Picture 2: TEM micrograph showing numerous herpes virus OsHV-1 in the nucleus of a heart tissue cell from crassostrea gigas. Note the enveloped virion outside the nucleus (upper left side of the picture).


Sequencing is recommended as one of the final steps for confirmatory diagnostic. The genome of OsHV-1 has been entirely sequenced and is available in Genbank (NC_005881 and AY509253). Obtained sequences should be compared with available ones in Genbank.

Comments and recommendations on available techniques

Protocols for PCR and in situ hybridization are available in pre cited articles. However both techniques need to be validated and more specifically specificity and sensitivity values are lacking.

What should we do for diagnosis at suspicion?

In case of suspicion in larvae: all dead and moribund larvae should be collected for DNA extraction and PCR according to Renault et al. 2000.

In case of suspicion in juveniles: Tests should preferably be performed on moribund individuals. 30 individuals should be analysed in pools of five animals. DNA extraction and PCR are performed according to Renault et al. 2000.

In case of suspicion in adults: OsHV-1 was never associated with mortality of adults. However, adults might be asymptomatic carriers. In situ hybridization can be used to test the presence of OsHV-1 in connective tissues of adults.

EU-legislation related to techniques

Not listed by the EU legislation.

OIE recommendations related to techniques

Not listed by the OIE Manual of Diagnostic Tests for Aquatic Animals (2009 version) nor by the Aquatic Animal Health Code (2009 version).


The tests are discussed during the annual CRL/NRL meetings. Use the methods according to the table below for screening, and confirmation respectively.


Screening techniques (well established)

Confirmatory techniques (well established)



Histology, PCR

PCR, DNA sequencing, ISH, TEM

No special further test needed


Arzul, I., T. Renault, C. Lipart and A.J. Davison (2001a). Evidence for interspecies transmission of oyster herpesvirus in marine bivalves. Journal of General Virology 82:865-870.

Arzul, I., T. Renault and C. Lipart (2001b). Experimental herpes-like viral infections in marine bivalves: demonstration of interspecies transmission. Diseases of Aquatic Organisms 46:1-6.

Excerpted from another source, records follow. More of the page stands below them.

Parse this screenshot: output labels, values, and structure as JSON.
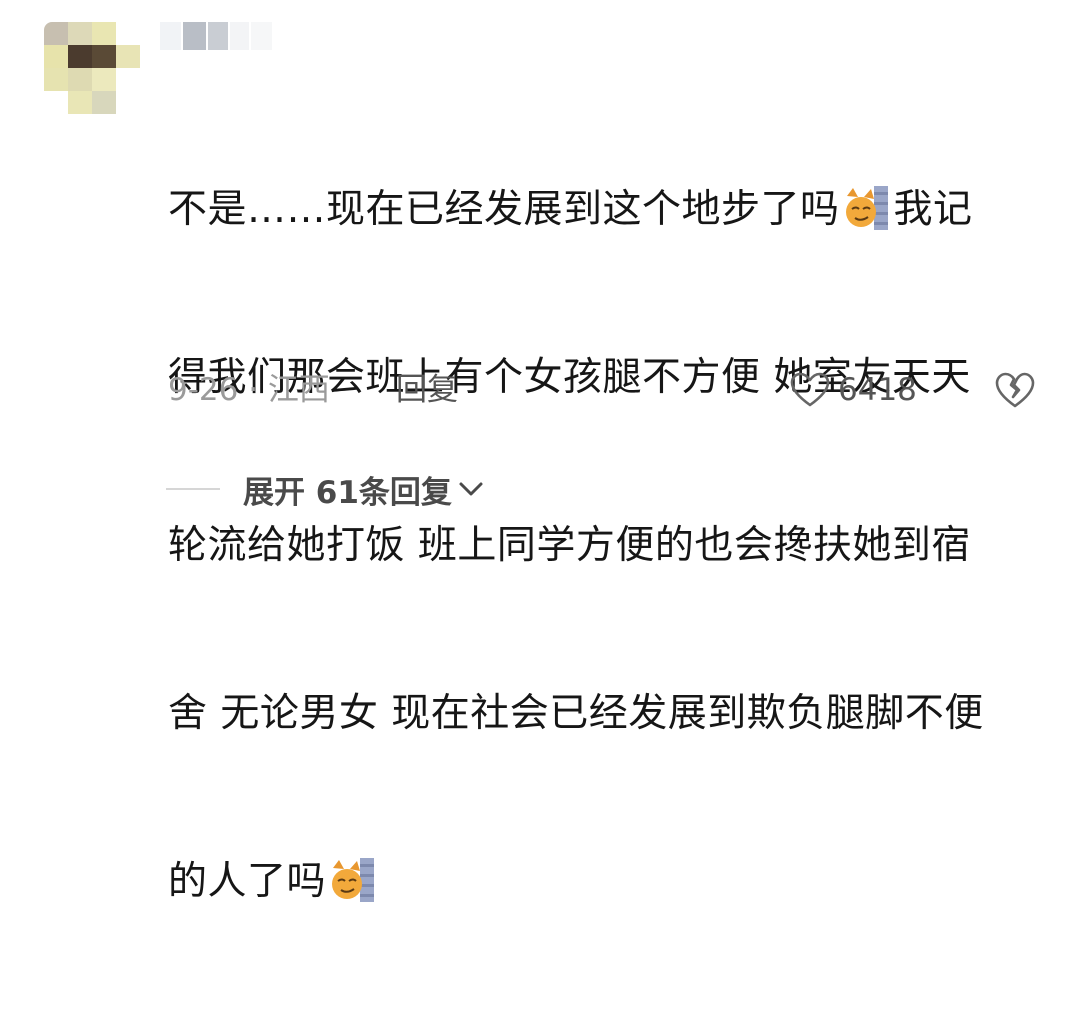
{
  "comment": {
    "lines": [
      {
        "text_a": "不是……现在已经发展到这个地步了吗",
        "emoji": "cat-smug-emoji",
        "text_b": "我记"
      },
      {
        "text_a": "得我们那会班上有个女孩腿不方便 她室友天天"
      },
      {
        "text_a": "轮流给她打饭 班上同学方便的也会搀扶她到宿"
      },
      {
        "text_a": "舍 无论男女  现在社会已经发展到欺负腿脚不便"
      },
      {
        "text_a": "的人了吗",
        "emoji": "cat-smug-emoji"
      }
    ],
    "date_location": "9-26 · 江西",
    "reply_label": "回复",
    "like_count": "6418",
    "expand_label": "展开 61条回复"
  },
  "icons": {
    "like": "heart-outline-icon",
    "dislike": "broken-heart-icon",
    "expand": "chevron-down-icon"
  },
  "colors": {
    "text": "#161616",
    "meta": "#9a9a9a",
    "action": "#555555",
    "emoji_cat": "#f0a53c"
  }
}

Friedman CS, Estes RM, Stokes NA, Burge CA, Hargove JS, Barber BJ, Elston RA, Burreson EM, Reece KS (2005). Herpes virus in juvenile Pacific oysters Crassostrea gigas from Tomales Bay, California, coincides with summer mortality episodes. Diseases of Aquatic Organisms, 63(1):33-41.

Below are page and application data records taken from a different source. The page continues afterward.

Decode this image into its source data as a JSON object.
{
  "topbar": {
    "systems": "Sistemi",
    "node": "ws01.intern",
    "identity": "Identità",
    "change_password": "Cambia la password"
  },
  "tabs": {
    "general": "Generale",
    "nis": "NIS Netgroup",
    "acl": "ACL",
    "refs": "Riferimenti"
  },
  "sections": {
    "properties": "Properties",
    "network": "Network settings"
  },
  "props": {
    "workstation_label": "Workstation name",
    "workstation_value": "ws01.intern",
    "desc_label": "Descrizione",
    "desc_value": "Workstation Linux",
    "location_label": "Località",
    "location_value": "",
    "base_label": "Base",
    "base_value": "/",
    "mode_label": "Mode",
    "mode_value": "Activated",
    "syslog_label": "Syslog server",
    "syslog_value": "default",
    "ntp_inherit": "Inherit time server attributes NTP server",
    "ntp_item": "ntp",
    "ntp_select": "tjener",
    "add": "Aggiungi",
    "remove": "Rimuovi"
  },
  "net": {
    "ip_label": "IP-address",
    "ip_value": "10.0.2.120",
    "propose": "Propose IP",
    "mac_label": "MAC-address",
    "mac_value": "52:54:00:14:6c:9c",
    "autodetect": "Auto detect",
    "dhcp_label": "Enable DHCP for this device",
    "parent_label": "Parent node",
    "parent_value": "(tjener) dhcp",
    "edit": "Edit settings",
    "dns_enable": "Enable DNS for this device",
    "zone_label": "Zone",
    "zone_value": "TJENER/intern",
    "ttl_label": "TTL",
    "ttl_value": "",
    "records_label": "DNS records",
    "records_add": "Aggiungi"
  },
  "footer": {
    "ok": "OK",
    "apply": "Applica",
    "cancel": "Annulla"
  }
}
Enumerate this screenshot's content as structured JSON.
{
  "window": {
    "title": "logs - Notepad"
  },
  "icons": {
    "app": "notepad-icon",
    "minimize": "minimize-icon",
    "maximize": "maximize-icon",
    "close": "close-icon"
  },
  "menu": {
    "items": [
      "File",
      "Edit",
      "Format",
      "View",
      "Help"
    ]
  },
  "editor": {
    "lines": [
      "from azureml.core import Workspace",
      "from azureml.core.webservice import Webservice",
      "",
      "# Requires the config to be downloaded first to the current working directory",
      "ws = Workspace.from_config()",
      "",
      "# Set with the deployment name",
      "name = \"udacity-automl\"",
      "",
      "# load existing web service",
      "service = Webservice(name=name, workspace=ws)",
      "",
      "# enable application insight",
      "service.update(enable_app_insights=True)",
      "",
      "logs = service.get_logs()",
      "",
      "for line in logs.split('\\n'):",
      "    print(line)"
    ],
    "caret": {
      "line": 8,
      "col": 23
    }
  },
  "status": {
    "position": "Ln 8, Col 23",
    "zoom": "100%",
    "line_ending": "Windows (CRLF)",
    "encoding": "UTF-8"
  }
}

ICES (2004). Trends in important diseases affecting fish and molluscs in the ICES area 1998-2002. International Council for the Exploration of the Sea, Copenhagen, Denmark. Prepared and edited by the Working Group on Pathology and Diseases of Marine Organisms. For electronic publication see: http://www.ices.dk/pubs/crr/crr265/crr265.pdf 

Lipart C. and T. Renault (2002). Herpes-like virus detection in infected Crassostrea gigas spat using DIG-labelled probes. Journal of virological methods 101:1-10.

Renault T., Le Deuff R-M., Chollet B., Cochennec N. and Gérard A. (2000) Concomitant herpes-like virus infections among hatchery-reared larvae and nursery-cultured spat Crassostrea gigas and Ostrea edulis. Diseases of Aquatic Organisms, 42:173-183.

Renault T. and Arzul I. (2001) Herpes-like virus infections in hatchery reared bivalve larvae in Europe : specific viral DNA detection by PCR. Journal of Fish Diseases, 24:161-167.

Renault T., Arzul I. and Lipart C. (2004) Development and use of an internal standard for oyster herpesvirus 1 detection by PCR. Journal of virological methods 121:17-23.

Segarra A., Pepin J-F., Arzul I., Morga B., Faury N. and Renault T. (2010). Detection and description of a particular Ostreid herpesvirus 1 genotype associated with massive mortality outbreaks of Pacific oysters, Crassostrea gigas, in France in 2008. Virus Research, 153:92-99.

Other information

Report from the international workshop on OSHV-1 µvar organised by The Fisheries Research and Development Corporation, Ministry for Agriculture, Fisheries and Forestry, hold in Cairns, Australia the 9-10 July 2011: